Start of Supplied records

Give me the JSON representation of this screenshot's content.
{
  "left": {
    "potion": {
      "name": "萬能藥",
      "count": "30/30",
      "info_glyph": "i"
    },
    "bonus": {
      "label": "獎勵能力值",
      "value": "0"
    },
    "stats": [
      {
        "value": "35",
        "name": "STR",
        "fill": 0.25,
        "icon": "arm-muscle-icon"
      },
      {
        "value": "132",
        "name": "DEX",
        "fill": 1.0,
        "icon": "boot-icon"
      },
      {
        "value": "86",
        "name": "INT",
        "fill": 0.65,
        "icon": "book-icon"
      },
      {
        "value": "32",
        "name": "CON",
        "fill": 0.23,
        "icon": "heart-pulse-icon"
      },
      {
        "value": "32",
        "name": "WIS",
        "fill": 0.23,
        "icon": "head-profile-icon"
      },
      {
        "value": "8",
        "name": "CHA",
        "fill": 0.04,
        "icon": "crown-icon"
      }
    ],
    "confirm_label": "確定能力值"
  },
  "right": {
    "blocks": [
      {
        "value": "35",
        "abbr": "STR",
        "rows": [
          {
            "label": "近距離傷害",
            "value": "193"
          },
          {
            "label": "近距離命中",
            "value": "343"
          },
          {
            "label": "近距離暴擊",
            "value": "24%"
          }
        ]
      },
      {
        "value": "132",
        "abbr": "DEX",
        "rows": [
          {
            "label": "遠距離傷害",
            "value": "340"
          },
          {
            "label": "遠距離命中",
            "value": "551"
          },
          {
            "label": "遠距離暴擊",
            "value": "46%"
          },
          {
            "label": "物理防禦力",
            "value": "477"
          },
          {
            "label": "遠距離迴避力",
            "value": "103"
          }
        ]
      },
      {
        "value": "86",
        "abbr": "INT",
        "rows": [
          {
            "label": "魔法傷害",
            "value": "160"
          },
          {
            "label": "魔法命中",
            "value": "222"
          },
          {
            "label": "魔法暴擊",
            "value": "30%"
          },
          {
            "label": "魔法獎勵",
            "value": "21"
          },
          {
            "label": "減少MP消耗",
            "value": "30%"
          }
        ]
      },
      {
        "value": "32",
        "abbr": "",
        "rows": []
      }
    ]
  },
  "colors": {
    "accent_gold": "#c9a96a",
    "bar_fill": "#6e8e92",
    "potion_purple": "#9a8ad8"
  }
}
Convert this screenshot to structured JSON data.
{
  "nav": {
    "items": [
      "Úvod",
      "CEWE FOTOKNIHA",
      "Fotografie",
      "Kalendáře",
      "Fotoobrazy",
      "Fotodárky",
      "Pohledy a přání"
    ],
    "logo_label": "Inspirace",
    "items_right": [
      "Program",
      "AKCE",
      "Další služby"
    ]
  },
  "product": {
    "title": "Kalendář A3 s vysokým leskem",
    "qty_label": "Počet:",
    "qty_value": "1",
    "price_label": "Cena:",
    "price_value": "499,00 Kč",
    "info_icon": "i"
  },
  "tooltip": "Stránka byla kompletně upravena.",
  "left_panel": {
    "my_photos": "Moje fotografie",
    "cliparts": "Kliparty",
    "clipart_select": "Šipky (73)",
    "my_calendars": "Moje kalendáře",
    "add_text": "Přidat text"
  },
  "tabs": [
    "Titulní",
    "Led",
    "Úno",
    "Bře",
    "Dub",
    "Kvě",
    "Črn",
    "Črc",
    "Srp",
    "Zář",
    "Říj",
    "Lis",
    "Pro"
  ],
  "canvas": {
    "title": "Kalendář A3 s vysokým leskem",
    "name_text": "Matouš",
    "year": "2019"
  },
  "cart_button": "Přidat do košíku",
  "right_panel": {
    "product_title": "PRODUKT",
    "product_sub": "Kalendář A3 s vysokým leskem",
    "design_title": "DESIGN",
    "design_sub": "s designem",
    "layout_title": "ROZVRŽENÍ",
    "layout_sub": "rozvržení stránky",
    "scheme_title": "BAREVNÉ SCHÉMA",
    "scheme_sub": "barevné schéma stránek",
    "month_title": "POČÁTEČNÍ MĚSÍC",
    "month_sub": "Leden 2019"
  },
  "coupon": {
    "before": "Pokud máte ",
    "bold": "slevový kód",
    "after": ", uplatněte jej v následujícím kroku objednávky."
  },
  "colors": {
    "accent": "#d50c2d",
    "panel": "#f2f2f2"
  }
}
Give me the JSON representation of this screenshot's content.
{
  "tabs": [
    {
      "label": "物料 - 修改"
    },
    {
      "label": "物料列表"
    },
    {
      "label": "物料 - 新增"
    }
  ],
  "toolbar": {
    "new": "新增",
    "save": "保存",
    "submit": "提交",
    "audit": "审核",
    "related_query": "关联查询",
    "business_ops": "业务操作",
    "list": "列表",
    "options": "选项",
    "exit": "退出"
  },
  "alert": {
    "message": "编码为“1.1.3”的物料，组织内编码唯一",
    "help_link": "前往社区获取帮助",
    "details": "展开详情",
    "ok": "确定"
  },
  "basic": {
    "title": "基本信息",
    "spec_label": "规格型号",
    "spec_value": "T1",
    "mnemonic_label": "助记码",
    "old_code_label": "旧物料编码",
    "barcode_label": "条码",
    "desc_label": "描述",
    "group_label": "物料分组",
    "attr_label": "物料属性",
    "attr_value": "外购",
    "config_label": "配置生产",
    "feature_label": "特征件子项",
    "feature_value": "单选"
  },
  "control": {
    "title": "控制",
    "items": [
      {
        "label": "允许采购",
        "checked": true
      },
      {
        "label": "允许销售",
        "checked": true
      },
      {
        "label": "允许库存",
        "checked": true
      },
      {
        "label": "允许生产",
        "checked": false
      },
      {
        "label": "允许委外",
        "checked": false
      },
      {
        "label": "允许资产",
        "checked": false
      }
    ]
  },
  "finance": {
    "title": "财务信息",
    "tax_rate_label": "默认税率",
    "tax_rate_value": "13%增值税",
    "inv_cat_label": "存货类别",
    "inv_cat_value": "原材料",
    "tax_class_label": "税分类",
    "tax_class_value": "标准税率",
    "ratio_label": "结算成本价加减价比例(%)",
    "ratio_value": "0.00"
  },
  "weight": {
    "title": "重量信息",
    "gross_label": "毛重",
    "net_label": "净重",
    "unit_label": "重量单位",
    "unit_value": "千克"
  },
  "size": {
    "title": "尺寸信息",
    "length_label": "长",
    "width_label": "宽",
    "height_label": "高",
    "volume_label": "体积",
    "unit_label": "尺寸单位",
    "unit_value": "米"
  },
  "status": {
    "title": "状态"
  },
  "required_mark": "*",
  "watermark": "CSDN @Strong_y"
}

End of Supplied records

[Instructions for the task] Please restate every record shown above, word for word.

[Problem solution]
Give me the JSON representation of this screenshot's content.
{
  "left": {
    "potion": {
      "name": "萬能藥",
      "count": "30/30",
      "info_glyph": "i"
    },
    "bonus": {
      "label": "獎勵能力值",
      "value": "0"
    },
    "stats": [
      {
        "value": "35",
        "name": "STR",
        "fill": 0.25,
        "icon": "arm-muscle-icon"
      },
      {
        "value": "132",
        "name": "DEX",
        "fill": 1.0,
        "icon": "boot-icon"
      },
      {
        "value": "86",
        "name": "INT",
        "fill": 0.65,
        "icon": "book-icon"
      },
      {
        "value": "32",
        "name": "CON",
        "fill": 0.23,
        "icon": "heart-pulse-icon"
      },
      {
        "value": "32",
        "name": "WIS",
        "fill": 0.23,
        "icon": "head-profile-icon"
      },
      {
        "value": "8",
        "name": "CHA",
        "fill": 0.04,
        "icon": "crown-icon"
      }
    ],
    "confirm_label": "確定能力值"
  },
  "right": {
    "blocks": [
      {
        "value": "35",
        "abbr": "STR",
        "rows": [
          {
            "label": "近距離傷害",
            "value": "193"
          },
          {
            "label": "近距離命中",
            "value": "343"
          },
          {
            "label": "近距離暴擊",
            "value": "24%"
          }
        ]
      },
      {
        "value": "132",
        "abbr": "DEX",
        "rows": [
          {
            "label": "遠距離傷害",
            "value": "340"
          },
          {
            "label": "遠距離命中",
            "value": "551"
          },
          {
            "label": "遠距離暴擊",
            "value": "46%"
          },
          {
            "label": "物理防禦力",
            "value": "477"
          },
          {
            "label": "遠距離迴避力",
            "value": "103"
          }
        ]
      },
      {
        "value": "86",
        "abbr": "INT",
        "rows": [
          {
            "label": "魔法傷害",
            "value": "160"
          },
          {
            "label": "魔法命中",
            "value": "222"
          },
          {
            "label": "魔法暴擊",
            "value": "30%"
          },
          {
            "label": "魔法獎勵",
            "value": "21"
          },
          {
            "label": "減少MP消耗",
            "value": "30%"
          }
        ]
      },
      {
        "value": "32",
        "abbr": "",
        "rows": []
      }
    ]
  },
  "colors": {
    "accent_gold": "#c9a96a",
    "bar_fill": "#6e8e92",
    "potion_purple": "#9a8ad8"
  }
}
Convert this screenshot to structured JSON data.
{
  "nav": {
    "items": [
      "Úvod",
      "CEWE FOTOKNIHA",
      "Fotografie",
      "Kalendáře",
      "Fotoobrazy",
      "Fotodárky",
      "Pohledy a přání"
    ],
    "logo_label": "Inspirace",
    "items_right": [
      "Program",
      "AKCE",
      "Další služby"
    ]
  },
  "product": {
    "title": "Kalendář A3 s vysokým leskem",
    "qty_label": "Počet:",
    "qty_value": "1",
    "price_label": "Cena:",
    "price_value": "499,00 Kč",
    "info_icon": "i"
  },
  "tooltip": "Stránka byla kompletně upravena.",
  "left_panel": {
    "my_photos": "Moje fotografie",
    "cliparts": "Kliparty",
    "clipart_select": "Šipky (73)",
    "my_calendars": "Moje kalendáře",
    "add_text": "Přidat text"
  },
  "tabs": [
    "Titulní",
    "Led",
    "Úno",
    "Bře",
    "Dub",
    "Kvě",
    "Črn",
    "Črc",
    "Srp",
    "Zář",
    "Říj",
    "Lis",
    "Pro"
  ],
  "canvas": {
    "title": "Kalendář A3 s vysokým leskem",
    "name_text": "Matouš",
    "year": "2019"
  },
  "cart_button": "Přidat do košíku",
  "right_panel": {
    "product_title": "PRODUKT",
    "product_sub": "Kalendář A3 s vysokým leskem",
    "design_title": "DESIGN",
    "design_sub": "s designem",
    "layout_title": "ROZVRŽENÍ",
    "layout_sub": "rozvržení stránky",
    "scheme_title": "BAREVNÉ SCHÉMA",
    "scheme_sub": "barevné schéma stránek",
    "month_title": "POČÁTEČNÍ MĚSÍC",
    "month_sub": "Leden 2019"
  },
  "coupon": {
    "before": "Pokud máte ",
    "bold": "slevový kód",
    "after": ", uplatněte jej v následujícím kroku objednávky."
  },
  "colors": {
    "accent": "#d50c2d",
    "panel": "#f2f2f2"
  }
}
Give me the JSON representation of this screenshot's content.
{
  "tabs": [
    {
      "label": "物料 - 修改"
    },
    {
      "label": "物料列表"
    },
    {
      "label": "物料 - 新增"
    }
  ],
  "toolbar": {
    "new": "新增",
    "save": "保存",
    "submit": "提交",
    "audit": "审核",
    "related_query": "关联查询",
    "business_ops": "业务操作",
    "list": "列表",
    "options": "选项",
    "exit": "退出"
  },
  "alert": {
    "message": "编码为“1.1.3”的物料，组织内编码唯一",
    "help_link": "前往社区获取帮助",
    "details": "展开详情",
    "ok": "确定"
  },
  "basic": {
    "title": "基本信息",
    "spec_label": "规格型号",
    "spec_value": "T1",
    "mnemonic_label": "助记码",
    "old_code_label": "旧物料编码",
    "barcode_label": "条码",
    "desc_label": "描述",
    "group_label": "物料分组",
    "attr_label": "物料属性",
    "attr_value": "外购",
    "config_label": "配置生产",
    "feature_label": "特征件子项",
    "feature_value": "单选"
  },
  "control": {
    "title": "控制",
    "items": [
      {
        "label": "允许采购",
        "checked": true
      },
      {
        "label": "允许销售",
        "checked": true
      },
      {
        "label": "允许库存",
        "checked": true
      },
      {
        "label": "允许生产",
        "checked": false
      },
      {
        "label": "允许委外",
        "checked": false
      },
      {
        "label": "允许资产",
        "checked": false
      }
    ]
  },
  "finance": {
    "title": "财务信息",
    "tax_rate_label": "默认税率",
    "tax_rate_value": "13%增值税",
    "inv_cat_label": "存货类别",
    "inv_cat_value": "原材料",
    "tax_class_label": "税分类",
    "tax_class_value": "标准税率",
    "ratio_label": "结算成本价加减价比例(%)",
    "ratio_value": "0.00"
  },
  "weight": {
    "title": "重量信息",
    "gross_label": "毛重",
    "net_label": "净重",
    "unit_label": "重量单位",
    "unit_value": "千克"
  },
  "size": {
    "title": "尺寸信息",
    "length_label": "长",
    "width_label": "宽",
    "height_label": "高",
    "volume_label": "体积",
    "unit_label": "尺寸单位",
    "unit_value": "米"
  },
  "status": {
    "title": "状态"
  },
  "required_mark": "*",
  "watermark": "CSDN @Strong_y"
}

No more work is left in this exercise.